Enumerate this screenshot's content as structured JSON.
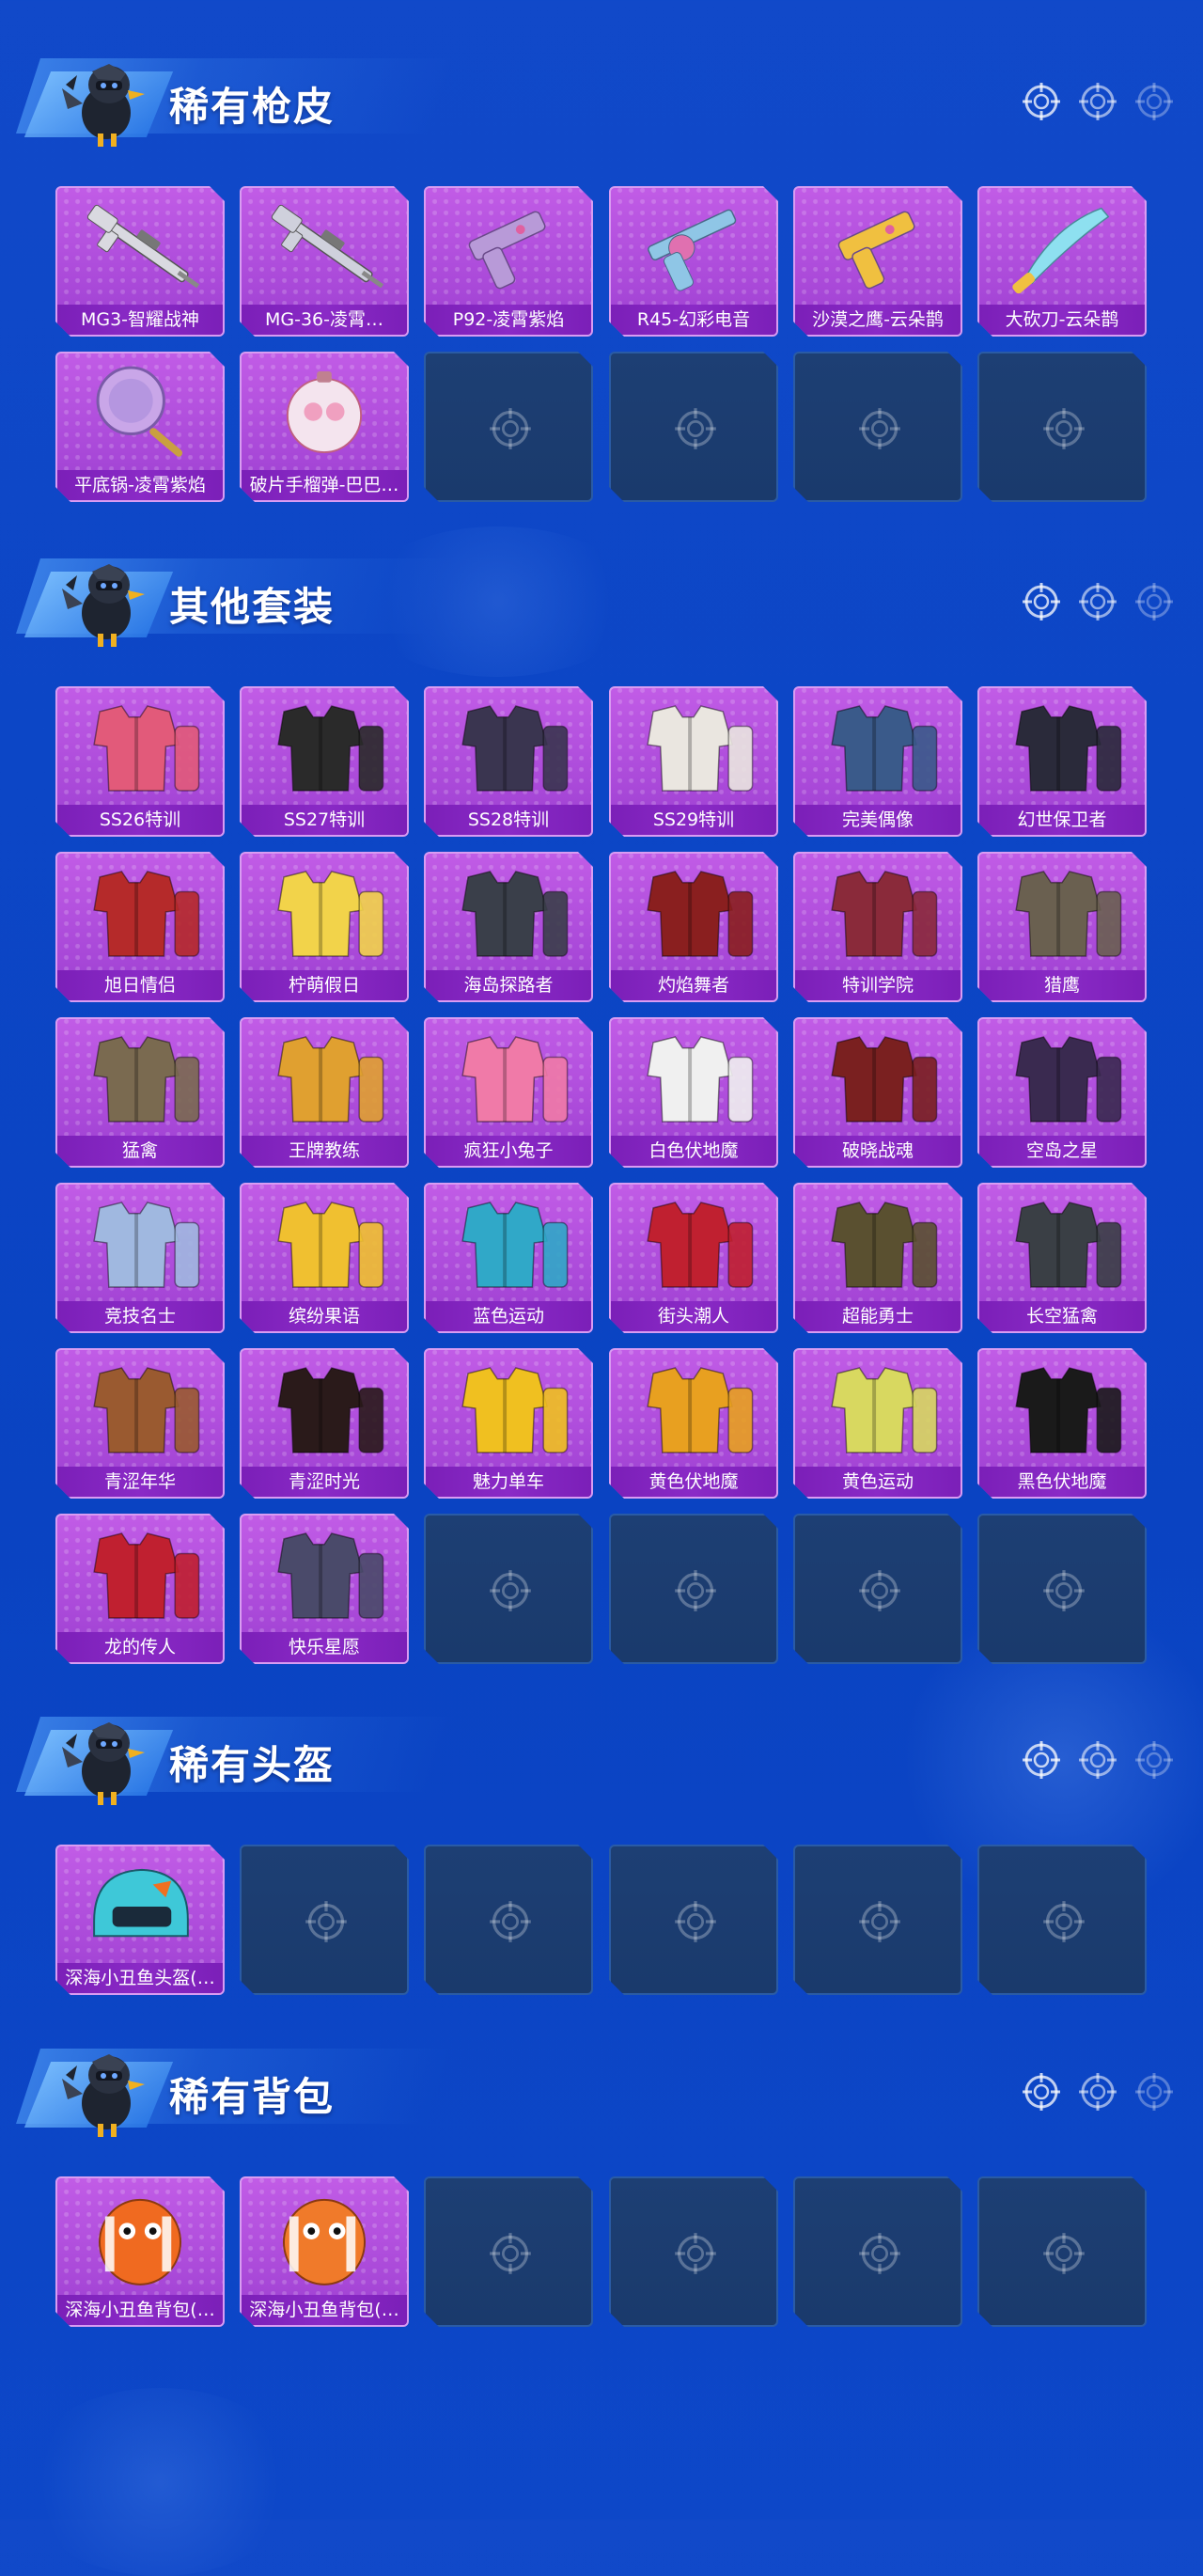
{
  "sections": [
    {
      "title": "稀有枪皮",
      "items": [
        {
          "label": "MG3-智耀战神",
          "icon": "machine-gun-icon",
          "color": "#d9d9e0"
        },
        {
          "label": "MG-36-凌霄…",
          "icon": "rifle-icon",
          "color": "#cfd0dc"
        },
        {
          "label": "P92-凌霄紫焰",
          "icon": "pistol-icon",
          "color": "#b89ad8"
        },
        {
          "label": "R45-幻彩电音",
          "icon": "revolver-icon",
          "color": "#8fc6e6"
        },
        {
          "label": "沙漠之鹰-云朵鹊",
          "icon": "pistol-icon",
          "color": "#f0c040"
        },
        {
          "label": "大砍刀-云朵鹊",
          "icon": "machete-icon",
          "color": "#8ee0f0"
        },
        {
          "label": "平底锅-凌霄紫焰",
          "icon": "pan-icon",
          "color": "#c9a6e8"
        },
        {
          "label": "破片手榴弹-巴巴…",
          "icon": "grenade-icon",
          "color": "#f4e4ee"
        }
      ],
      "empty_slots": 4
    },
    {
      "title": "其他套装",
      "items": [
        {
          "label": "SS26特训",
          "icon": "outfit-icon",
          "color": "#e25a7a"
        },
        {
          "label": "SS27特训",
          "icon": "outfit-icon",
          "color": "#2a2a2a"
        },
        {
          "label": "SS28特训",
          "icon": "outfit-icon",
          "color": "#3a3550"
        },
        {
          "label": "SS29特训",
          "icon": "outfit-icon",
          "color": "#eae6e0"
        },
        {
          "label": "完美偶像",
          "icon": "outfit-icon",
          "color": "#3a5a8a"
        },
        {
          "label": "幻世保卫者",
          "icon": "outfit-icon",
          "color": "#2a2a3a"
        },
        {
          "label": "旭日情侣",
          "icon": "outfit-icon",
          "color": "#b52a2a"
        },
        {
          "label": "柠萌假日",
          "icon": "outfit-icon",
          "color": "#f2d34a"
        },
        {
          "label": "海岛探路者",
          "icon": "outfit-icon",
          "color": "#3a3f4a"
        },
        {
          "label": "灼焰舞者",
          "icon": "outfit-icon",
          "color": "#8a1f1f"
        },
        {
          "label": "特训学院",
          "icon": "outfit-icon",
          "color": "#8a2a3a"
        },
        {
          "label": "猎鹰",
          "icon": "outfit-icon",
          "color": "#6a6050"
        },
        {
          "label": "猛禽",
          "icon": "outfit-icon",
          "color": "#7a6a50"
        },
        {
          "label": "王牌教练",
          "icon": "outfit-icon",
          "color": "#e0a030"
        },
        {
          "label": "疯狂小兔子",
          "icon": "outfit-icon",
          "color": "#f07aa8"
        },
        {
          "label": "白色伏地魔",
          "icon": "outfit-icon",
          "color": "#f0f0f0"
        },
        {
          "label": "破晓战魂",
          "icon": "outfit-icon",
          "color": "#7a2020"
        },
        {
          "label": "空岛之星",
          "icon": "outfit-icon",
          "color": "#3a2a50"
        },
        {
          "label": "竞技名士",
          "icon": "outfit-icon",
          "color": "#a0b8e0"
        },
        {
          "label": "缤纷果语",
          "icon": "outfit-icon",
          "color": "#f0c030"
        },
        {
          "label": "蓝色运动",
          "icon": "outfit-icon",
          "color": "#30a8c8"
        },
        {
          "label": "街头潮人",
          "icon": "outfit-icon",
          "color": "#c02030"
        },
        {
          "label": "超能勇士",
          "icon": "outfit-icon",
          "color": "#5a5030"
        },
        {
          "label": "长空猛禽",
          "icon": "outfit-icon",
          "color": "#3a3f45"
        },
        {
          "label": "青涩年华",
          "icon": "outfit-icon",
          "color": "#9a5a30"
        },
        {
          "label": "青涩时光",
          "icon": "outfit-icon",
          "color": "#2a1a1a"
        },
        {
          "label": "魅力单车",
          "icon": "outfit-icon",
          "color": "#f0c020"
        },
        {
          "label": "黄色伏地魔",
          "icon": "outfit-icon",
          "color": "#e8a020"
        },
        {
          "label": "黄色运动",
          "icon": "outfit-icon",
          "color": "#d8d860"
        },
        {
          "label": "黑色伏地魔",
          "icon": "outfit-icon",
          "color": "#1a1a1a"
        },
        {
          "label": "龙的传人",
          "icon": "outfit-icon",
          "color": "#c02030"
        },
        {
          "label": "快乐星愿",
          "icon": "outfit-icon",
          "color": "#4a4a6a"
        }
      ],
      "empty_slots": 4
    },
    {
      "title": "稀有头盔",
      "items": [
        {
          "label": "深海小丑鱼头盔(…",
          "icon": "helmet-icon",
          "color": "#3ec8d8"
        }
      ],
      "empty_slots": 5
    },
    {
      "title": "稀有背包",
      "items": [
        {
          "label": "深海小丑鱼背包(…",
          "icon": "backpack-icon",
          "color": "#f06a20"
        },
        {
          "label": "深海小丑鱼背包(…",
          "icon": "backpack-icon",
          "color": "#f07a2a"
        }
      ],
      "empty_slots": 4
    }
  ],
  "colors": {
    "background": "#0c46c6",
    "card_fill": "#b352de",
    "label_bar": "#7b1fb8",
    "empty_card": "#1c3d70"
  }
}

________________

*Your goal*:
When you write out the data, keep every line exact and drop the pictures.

*Response box*:
Enumerate this screenshot's content as structured JSON.
{
  "sections": [
    {
      "title": "稀有枪皮",
      "items": [
        {
          "label": "MG3-智耀战神",
          "icon": "machine-gun-icon",
          "color": "#d9d9e0"
        },
        {
          "label": "MG-36-凌霄…",
          "icon": "rifle-icon",
          "color": "#cfd0dc"
        },
        {
          "label": "P92-凌霄紫焰",
          "icon": "pistol-icon",
          "color": "#b89ad8"
        },
        {
          "label": "R45-幻彩电音",
          "icon": "revolver-icon",
          "color": "#8fc6e6"
        },
        {
          "label": "沙漠之鹰-云朵鹊",
          "icon": "pistol-icon",
          "color": "#f0c040"
        },
        {
          "label": "大砍刀-云朵鹊",
          "icon": "machete-icon",
          "color": "#8ee0f0"
        },
        {
          "label": "平底锅-凌霄紫焰",
          "icon": "pan-icon",
          "color": "#c9a6e8"
        },
        {
          "label": "破片手榴弹-巴巴…",
          "icon": "grenade-icon",
          "color": "#f4e4ee"
        }
      ],
      "empty_slots": 4
    },
    {
      "title": "其他套装",
      "items": [
        {
          "label": "SS26特训",
          "icon": "outfit-icon",
          "color": "#e25a7a"
        },
        {
          "label": "SS27特训",
          "icon": "outfit-icon",
          "color": "#2a2a2a"
        },
        {
          "label": "SS28特训",
          "icon": "outfit-icon",
          "color": "#3a3550"
        },
        {
          "label": "SS29特训",
          "icon": "outfit-icon",
          "color": "#eae6e0"
        },
        {
          "label": "完美偶像",
          "icon": "outfit-icon",
          "color": "#3a5a8a"
        },
        {
          "label": "幻世保卫者",
          "icon": "outfit-icon",
          "color": "#2a2a3a"
        },
        {
          "label": "旭日情侣",
          "icon": "outfit-icon",
          "color": "#b52a2a"
        },
        {
          "label": "柠萌假日",
          "icon": "outfit-icon",
          "color": "#f2d34a"
        },
        {
          "label": "海岛探路者",
          "icon": "outfit-icon",
          "color": "#3a3f4a"
        },
        {
          "label": "灼焰舞者",
          "icon": "outfit-icon",
          "color": "#8a1f1f"
        },
        {
          "label": "特训学院",
          "icon": "outfit-icon",
          "color": "#8a2a3a"
        },
        {
          "label": "猎鹰",
          "icon": "outfit-icon",
          "color": "#6a6050"
        },
        {
          "label": "猛禽",
          "icon": "outfit-icon",
          "color": "#7a6a50"
        },
        {
          "label": "王牌教练",
          "icon": "outfit-icon",
          "color": "#e0a030"
        },
        {
          "label": "疯狂小兔子",
          "icon": "outfit-icon",
          "color": "#f07aa8"
        },
        {
          "label": "白色伏地魔",
          "icon": "outfit-icon",
          "color": "#f0f0f0"
        },
        {
          "label": "破晓战魂",
          "icon": "outfit-icon",
          "color": "#7a2020"
        },
        {
          "label": "空岛之星",
          "icon": "outfit-icon",
          "color": "#3a2a50"
        },
        {
          "label": "竞技名士",
          "icon": "outfit-icon",
          "color": "#a0b8e0"
        },
        {
          "label": "缤纷果语",
          "icon": "outfit-icon",
          "color": "#f0c030"
        },
        {
          "label": "蓝色运动",
          "icon": "outfit-icon",
          "color": "#30a8c8"
        },
        {
          "label": "街头潮人",
          "icon": "outfit-icon",
          "color": "#c02030"
        },
        {
          "label": "超能勇士",
          "icon": "outfit-icon",
          "color": "#5a5030"
        },
        {
          "label": "长空猛禽",
          "icon": "outfit-icon",
          "color": "#3a3f45"
        },
        {
          "label": "青涩年华",
          "icon": "outfit-icon",
          "color": "#9a5a30"
        },
        {
          "label": "青涩时光",
          "icon": "outfit-icon",
          "color": "#2a1a1a"
        },
        {
          "label": "魅力单车",
          "icon": "outfit-icon",
          "color": "#f0c020"
        },
        {
          "label": "黄色伏地魔",
          "icon": "outfit-icon",
          "color": "#e8a020"
        },
        {
          "label": "黄色运动",
          "icon": "outfit-icon",
          "color": "#d8d860"
        },
        {
          "label": "黑色伏地魔",
          "icon": "outfit-icon",
          "color": "#1a1a1a"
        },
        {
          "label": "龙的传人",
          "icon": "outfit-icon",
          "color": "#c02030"
        },
        {
          "label": "快乐星愿",
          "icon": "outfit-icon",
          "color": "#4a4a6a"
        }
      ],
      "empty_slots": 4
    },
    {
      "title": "稀有头盔",
      "items": [
        {
          "label": "深海小丑鱼头盔(…",
          "icon": "helmet-icon",
          "color": "#3ec8d8"
        }
      ],
      "empty_slots": 5
    },
    {
      "title": "稀有背包",
      "items": [
        {
          "label": "深海小丑鱼背包(…",
          "icon": "backpack-icon",
          "color": "#f06a20"
        },
        {
          "label": "深海小丑鱼背包(…",
          "icon": "backpack-icon",
          "color": "#f07a2a"
        }
      ],
      "empty_slots": 4
    }
  ],
  "colors": {
    "background": "#0c46c6",
    "card_fill": "#b352de",
    "label_bar": "#7b1fb8",
    "empty_card": "#1c3d70"
  }
}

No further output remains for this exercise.